The Greek credit crisis is just a symptom of world-wide credit problems that was signaled by the emergence of subprime loan disclosures as early as August 2006. The importance of subprime lending problems and its subsequent disastrous effects on the global economic and financial system was not recognized until much later, but nevertheless evolved into a continuing series of economic and financial crises that persist until this day. The problem has now extended to sovereign debt, and, as usual, the weakest links (Dubai and Greece) are exposed first, only to potentially spread to stronger entities later. Not far behind are Portugal and Spain, whose credit ratings have been significantly lowered this week. It’s not just a localized crisis to be solved by some sleight-of-hand by the EU and IMF, but a debt crisis that has the potential to envelop the globe. Since the onset of what started as a subprime problem, private debt has been shifted to government debt, and now stronger governments are attempting to bail out weaker governments with even more debt. Eventually, this will place the stronger governments in jeopardy as well, and what happens then?

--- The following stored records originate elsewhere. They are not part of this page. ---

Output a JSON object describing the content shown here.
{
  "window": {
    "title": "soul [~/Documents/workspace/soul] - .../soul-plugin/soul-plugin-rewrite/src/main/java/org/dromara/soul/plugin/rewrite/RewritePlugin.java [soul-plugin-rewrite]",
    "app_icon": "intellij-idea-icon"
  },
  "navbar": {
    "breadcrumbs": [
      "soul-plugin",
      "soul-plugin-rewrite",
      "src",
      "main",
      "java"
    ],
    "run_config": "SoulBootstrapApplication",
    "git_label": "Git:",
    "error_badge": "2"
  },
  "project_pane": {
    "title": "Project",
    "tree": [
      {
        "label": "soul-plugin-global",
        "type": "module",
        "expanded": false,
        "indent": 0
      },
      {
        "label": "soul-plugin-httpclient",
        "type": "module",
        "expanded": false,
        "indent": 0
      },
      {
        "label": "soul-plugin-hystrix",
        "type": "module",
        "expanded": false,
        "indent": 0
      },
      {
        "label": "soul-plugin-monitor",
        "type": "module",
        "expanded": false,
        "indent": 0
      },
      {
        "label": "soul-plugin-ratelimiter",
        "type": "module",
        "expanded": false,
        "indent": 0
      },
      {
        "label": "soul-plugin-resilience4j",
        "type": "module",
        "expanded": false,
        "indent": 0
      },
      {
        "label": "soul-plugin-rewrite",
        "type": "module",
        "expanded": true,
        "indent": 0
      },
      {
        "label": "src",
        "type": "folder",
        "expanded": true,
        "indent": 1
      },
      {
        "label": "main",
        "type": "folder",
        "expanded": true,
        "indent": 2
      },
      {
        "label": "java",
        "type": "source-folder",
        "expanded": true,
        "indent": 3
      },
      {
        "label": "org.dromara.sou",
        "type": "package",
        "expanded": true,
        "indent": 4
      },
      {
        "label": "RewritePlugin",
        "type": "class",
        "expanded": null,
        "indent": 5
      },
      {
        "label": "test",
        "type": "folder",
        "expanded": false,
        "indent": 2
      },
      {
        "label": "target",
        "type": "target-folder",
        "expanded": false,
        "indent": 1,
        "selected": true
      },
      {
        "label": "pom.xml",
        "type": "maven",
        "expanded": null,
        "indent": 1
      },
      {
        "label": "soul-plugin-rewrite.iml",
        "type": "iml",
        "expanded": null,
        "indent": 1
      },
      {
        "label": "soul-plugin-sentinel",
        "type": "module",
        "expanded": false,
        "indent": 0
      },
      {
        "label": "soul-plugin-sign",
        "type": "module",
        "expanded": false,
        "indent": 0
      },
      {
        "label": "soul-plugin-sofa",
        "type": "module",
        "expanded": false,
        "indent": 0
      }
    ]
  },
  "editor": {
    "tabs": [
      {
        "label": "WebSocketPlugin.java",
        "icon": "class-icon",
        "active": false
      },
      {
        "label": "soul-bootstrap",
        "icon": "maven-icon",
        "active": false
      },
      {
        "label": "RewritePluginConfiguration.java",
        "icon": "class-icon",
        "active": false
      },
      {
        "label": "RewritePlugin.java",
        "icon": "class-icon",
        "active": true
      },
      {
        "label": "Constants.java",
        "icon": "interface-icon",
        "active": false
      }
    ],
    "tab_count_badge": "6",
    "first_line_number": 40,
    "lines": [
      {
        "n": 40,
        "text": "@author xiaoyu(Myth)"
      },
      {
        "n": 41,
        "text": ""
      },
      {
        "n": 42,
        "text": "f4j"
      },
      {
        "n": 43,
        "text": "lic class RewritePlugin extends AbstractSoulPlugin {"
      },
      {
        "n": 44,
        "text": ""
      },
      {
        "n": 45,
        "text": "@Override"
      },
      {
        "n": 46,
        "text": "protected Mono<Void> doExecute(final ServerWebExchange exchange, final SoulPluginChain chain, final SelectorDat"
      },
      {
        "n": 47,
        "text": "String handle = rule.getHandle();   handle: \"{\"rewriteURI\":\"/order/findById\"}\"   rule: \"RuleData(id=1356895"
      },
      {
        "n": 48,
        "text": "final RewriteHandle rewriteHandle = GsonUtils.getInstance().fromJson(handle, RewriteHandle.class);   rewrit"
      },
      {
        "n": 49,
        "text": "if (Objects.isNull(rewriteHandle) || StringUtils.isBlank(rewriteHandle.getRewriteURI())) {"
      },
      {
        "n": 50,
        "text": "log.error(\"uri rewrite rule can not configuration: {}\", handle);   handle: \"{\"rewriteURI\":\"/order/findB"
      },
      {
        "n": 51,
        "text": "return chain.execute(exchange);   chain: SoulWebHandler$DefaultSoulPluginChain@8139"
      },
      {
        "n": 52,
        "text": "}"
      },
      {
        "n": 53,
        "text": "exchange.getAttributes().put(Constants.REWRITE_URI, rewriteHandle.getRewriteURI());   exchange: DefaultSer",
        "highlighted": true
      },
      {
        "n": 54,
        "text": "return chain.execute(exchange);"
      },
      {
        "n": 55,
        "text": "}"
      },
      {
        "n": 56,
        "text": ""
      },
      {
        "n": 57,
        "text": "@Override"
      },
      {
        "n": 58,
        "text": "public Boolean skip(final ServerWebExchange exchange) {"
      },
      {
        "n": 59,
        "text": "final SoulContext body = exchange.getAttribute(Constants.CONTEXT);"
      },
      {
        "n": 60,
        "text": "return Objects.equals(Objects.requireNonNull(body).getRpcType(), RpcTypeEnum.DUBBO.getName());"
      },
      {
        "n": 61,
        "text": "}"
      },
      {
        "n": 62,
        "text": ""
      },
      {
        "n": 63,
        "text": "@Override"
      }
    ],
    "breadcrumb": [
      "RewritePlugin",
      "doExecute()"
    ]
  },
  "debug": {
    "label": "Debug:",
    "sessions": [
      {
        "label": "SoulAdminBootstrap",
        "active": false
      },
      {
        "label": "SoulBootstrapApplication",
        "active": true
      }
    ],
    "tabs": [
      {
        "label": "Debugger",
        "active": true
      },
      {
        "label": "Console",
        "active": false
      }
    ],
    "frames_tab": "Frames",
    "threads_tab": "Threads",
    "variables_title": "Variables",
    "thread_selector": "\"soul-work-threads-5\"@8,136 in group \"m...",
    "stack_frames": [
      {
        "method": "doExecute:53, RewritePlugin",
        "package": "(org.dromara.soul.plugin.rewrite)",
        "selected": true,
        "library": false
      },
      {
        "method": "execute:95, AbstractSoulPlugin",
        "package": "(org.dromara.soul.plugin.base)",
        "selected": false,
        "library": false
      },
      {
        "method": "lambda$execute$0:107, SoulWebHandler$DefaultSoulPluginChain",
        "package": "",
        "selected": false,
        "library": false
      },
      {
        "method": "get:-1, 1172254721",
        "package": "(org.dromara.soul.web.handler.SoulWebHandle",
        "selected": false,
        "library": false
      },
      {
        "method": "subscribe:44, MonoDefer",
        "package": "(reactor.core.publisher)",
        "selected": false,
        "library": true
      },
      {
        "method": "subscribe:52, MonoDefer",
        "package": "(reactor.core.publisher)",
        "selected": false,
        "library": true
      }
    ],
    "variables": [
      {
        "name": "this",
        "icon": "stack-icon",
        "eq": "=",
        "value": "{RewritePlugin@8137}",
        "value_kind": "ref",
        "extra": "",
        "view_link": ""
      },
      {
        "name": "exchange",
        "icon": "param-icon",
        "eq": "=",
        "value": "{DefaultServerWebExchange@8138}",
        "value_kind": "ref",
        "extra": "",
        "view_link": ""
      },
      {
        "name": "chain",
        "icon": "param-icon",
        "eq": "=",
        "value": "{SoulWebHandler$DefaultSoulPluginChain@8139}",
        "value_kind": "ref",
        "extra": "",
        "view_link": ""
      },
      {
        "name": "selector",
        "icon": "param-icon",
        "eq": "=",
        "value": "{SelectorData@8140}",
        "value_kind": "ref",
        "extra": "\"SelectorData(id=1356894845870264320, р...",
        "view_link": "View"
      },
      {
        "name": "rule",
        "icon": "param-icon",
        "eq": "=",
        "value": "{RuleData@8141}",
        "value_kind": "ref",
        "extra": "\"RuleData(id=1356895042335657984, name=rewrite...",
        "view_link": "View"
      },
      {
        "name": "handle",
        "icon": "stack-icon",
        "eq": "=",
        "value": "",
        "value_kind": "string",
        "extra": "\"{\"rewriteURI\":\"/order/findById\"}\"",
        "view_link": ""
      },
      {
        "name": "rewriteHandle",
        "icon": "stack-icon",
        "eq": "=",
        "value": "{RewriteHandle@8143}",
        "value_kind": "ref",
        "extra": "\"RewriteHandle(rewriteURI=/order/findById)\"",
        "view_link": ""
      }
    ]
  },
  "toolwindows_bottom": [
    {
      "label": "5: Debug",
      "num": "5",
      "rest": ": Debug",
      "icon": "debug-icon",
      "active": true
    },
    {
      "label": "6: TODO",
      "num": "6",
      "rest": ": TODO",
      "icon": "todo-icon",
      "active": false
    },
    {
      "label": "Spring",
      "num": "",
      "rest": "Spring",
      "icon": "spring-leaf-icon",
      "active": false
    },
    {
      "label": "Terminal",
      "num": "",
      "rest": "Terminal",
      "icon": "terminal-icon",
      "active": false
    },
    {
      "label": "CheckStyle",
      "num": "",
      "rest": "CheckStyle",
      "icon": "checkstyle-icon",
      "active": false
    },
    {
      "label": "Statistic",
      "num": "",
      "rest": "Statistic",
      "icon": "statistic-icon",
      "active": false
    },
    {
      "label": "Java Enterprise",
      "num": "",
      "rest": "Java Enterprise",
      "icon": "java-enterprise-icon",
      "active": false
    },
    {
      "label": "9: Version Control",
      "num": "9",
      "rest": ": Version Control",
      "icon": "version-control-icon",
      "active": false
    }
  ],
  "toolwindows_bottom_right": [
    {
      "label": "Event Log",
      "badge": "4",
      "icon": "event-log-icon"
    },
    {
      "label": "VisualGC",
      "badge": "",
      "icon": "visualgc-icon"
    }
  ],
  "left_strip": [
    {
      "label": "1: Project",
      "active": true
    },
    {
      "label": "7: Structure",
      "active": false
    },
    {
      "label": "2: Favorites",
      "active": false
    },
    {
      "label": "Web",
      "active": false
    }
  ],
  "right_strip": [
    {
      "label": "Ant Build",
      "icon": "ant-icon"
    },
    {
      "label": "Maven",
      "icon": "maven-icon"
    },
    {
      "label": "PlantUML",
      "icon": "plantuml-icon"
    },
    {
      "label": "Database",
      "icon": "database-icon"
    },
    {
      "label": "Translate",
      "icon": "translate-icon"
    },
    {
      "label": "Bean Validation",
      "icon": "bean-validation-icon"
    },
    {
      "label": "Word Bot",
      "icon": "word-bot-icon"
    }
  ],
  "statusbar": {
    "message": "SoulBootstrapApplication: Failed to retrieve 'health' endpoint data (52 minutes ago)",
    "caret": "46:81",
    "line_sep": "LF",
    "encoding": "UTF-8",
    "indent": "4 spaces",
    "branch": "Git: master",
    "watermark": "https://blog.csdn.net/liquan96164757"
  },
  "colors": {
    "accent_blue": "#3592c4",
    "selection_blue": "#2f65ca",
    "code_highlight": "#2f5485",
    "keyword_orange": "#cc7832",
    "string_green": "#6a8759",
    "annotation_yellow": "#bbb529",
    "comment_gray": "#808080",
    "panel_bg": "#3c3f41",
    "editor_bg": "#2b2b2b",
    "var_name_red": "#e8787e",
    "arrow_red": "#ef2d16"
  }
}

In addition to excessive fiscal deficits by some of its weaker members, the EU has some special problems for which there are no good options. The Greek government can either undertake severe fiscal austerity measures, default, be bailed out by the EU, or leave the organization entirely. Each of these has dire unwanted consequences. The result of enough fiscal austerity to relieve debt pressures is a severe recession or, more likely, a depression. An independent nation that is not a member of a multi-national group generally offsets these measures with an easy monetary policy and currency devaluation, something that Greece cannot do as an EU member, since they do not run an independent monetary policy and share a common currency. Default would cause havoc in the EU banking system that holds most of Greece’s debt. An EU bailout, which now seems the likely outcome, would only push off the crisis since other weak members would soon demand a similar deal. While the Greek economy is relatively small, and the Portuguese economy slightly smaller, bailing out an economy the size of Spain’s would be an enormous, if not impossible undertaking. And leaving the EU would probably bring down the organization.
Furthermore Greece’s debt burden is only slightly more onerous than those of a number of other countries including the aforementioned Portugal and Spain as well as Italy, Ireland, Iceland and Great Britain. Globally assets soared in price during the boom, supported by vast increases in debt. Now the assets are severely diminished while the debts remain, and there is insufficient income to pay them off and difficulty even rolling them over. Thus, the world is dealing with an insolvency crisis rather than a more manageable liquidity crisis.
As we write the German parliament is considering, and will probably pass, an authorization of 8.5 billion euros to bail out Greece as part of an overall 45 billion euro EU and IMF package. At the same time the EU and IMF are attempting to coordinate a 120 billion euro package with contributions from the EU and IMF. Yes, it seems the price of the rescue keeps moving up as we write. Goldman estimates the cost of meeting Greece’s needs over the next three years at $150 billion euros. Even scarier, J.P. Morgan Chase is reportedly estimating the cost of bailing out the EU’s southern tier at 794 billion euros! It seems to us that no group of nations would be willing to tax their citizens enough to come up with that great a sum.
In our view investors are making a big mistake if they think the EU and IMF can paper over this vast problem with yet another bailout that only adds to global debt rather than reducing it. It is also misleading to believe that Greece is too small and unimportant to matter, and that, somehow, the rest of the world is isolated from the turmoil. Greece is to sovereign debt what subprime was to private debt. It’s the possible start of a vast tsunami that threatens to overwhelm the global economic and financial system. Although investors may breath a sigh of relief every time a bailout is announced, the sense of relief can only last until the next debt crisis pops up.